**Your task:** Please print the data that follows, keeping every line exact.

==== Data listing ====

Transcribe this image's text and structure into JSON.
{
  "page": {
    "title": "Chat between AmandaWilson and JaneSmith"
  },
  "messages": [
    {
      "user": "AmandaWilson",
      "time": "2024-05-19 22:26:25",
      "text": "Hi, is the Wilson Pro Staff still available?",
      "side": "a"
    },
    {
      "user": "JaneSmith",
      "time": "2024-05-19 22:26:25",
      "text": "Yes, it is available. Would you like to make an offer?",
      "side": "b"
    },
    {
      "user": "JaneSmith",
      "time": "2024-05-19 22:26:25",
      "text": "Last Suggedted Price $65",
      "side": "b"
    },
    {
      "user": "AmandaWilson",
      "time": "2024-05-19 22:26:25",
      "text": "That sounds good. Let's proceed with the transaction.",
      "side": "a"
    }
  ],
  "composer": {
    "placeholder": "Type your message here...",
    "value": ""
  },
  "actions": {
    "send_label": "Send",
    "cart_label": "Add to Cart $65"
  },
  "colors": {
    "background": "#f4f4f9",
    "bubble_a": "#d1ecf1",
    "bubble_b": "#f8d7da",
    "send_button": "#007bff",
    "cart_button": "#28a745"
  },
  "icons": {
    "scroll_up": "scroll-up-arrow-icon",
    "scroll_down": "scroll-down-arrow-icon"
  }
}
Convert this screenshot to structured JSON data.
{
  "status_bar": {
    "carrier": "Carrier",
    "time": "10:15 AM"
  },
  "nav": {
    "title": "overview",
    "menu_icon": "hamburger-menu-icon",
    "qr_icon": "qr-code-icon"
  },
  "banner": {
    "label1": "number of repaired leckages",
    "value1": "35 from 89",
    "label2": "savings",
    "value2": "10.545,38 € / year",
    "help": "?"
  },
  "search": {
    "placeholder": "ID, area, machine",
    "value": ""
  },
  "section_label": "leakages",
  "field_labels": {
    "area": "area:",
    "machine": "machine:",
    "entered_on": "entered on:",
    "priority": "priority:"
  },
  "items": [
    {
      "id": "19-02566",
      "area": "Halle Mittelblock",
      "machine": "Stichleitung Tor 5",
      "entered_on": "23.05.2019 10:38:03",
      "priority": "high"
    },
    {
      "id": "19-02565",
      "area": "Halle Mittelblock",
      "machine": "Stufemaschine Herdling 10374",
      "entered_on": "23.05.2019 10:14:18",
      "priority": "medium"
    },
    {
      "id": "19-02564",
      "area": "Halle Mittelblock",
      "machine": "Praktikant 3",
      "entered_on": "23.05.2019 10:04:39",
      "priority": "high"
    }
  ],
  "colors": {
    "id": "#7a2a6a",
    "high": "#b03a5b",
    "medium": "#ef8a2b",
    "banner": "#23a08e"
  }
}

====

**Result:**
Transcribe this image's text and structure into JSON.
{
  "page": {
    "title": "Chat between AmandaWilson and JaneSmith"
  },
  "messages": [
    {
      "user": "AmandaWilson",
      "time": "2024-05-19 22:26:25",
      "text": "Hi, is the Wilson Pro Staff still available?",
      "side": "a"
    },
    {
      "user": "JaneSmith",
      "time": "2024-05-19 22:26:25",
      "text": "Yes, it is available. Would you like to make an offer?",
      "side": "b"
    },
    {
      "user": "JaneSmith",
      "time": "2024-05-19 22:26:25",
      "text": "Last Suggedted Price $65",
      "side": "b"
    },
    {
      "user": "AmandaWilson",
      "time": "2024-05-19 22:26:25",
      "text": "That sounds good. Let's proceed with the transaction.",
      "side": "a"
    }
  ],
  "composer": {
    "placeholder": "Type your message here...",
    "value": ""
  },
  "actions": {
    "send_label": "Send",
    "cart_label": "Add to Cart $65"
  },
  "colors": {
    "background": "#f4f4f9",
    "bubble_a": "#d1ecf1",
    "bubble_b": "#f8d7da",
    "send_button": "#007bff",
    "cart_button": "#28a745"
  },
  "icons": {
    "scroll_up": "scroll-up-arrow-icon",
    "scroll_down": "scroll-down-arrow-icon"
  }
}
Convert this screenshot to structured JSON data.
{
  "status_bar": {
    "carrier": "Carrier",
    "time": "10:15 AM"
  },
  "nav": {
    "title": "overview",
    "menu_icon": "hamburger-menu-icon",
    "qr_icon": "qr-code-icon"
  },
  "banner": {
    "label1": "number of repaired leckages",
    "value1": "35 from 89",
    "label2": "savings",
    "value2": "10.545,38 € / year",
    "help": "?"
  },
  "search": {
    "placeholder": "ID, area, machine",
    "value": ""
  },
  "section_label": "leakages",
  "field_labels": {
    "area": "area:",
    "machine": "machine:",
    "entered_on": "entered on:",
    "priority": "priority:"
  },
  "items": [
    {
      "id": "19-02566",
      "area": "Halle Mittelblock",
      "machine": "Stichleitung Tor 5",
      "entered_on": "23.05.2019 10:38:03",
      "priority": "high"
    },
    {
      "id": "19-02565",
      "area": "Halle Mittelblock",
      "machine": "Stufemaschine Herdling 10374",
      "entered_on": "23.05.2019 10:14:18",
      "priority": "medium"
    },
    {
      "id": "19-02564",
      "area": "Halle Mittelblock",
      "machine": "Praktikant 3",
      "entered_on": "23.05.2019 10:04:39",
      "priority": "high"
    }
  ],
  "colors": {
    "id": "#7a2a6a",
    "high": "#b03a5b",
    "medium": "#ef8a2b",
    "banner": "#23a08e"
  }
}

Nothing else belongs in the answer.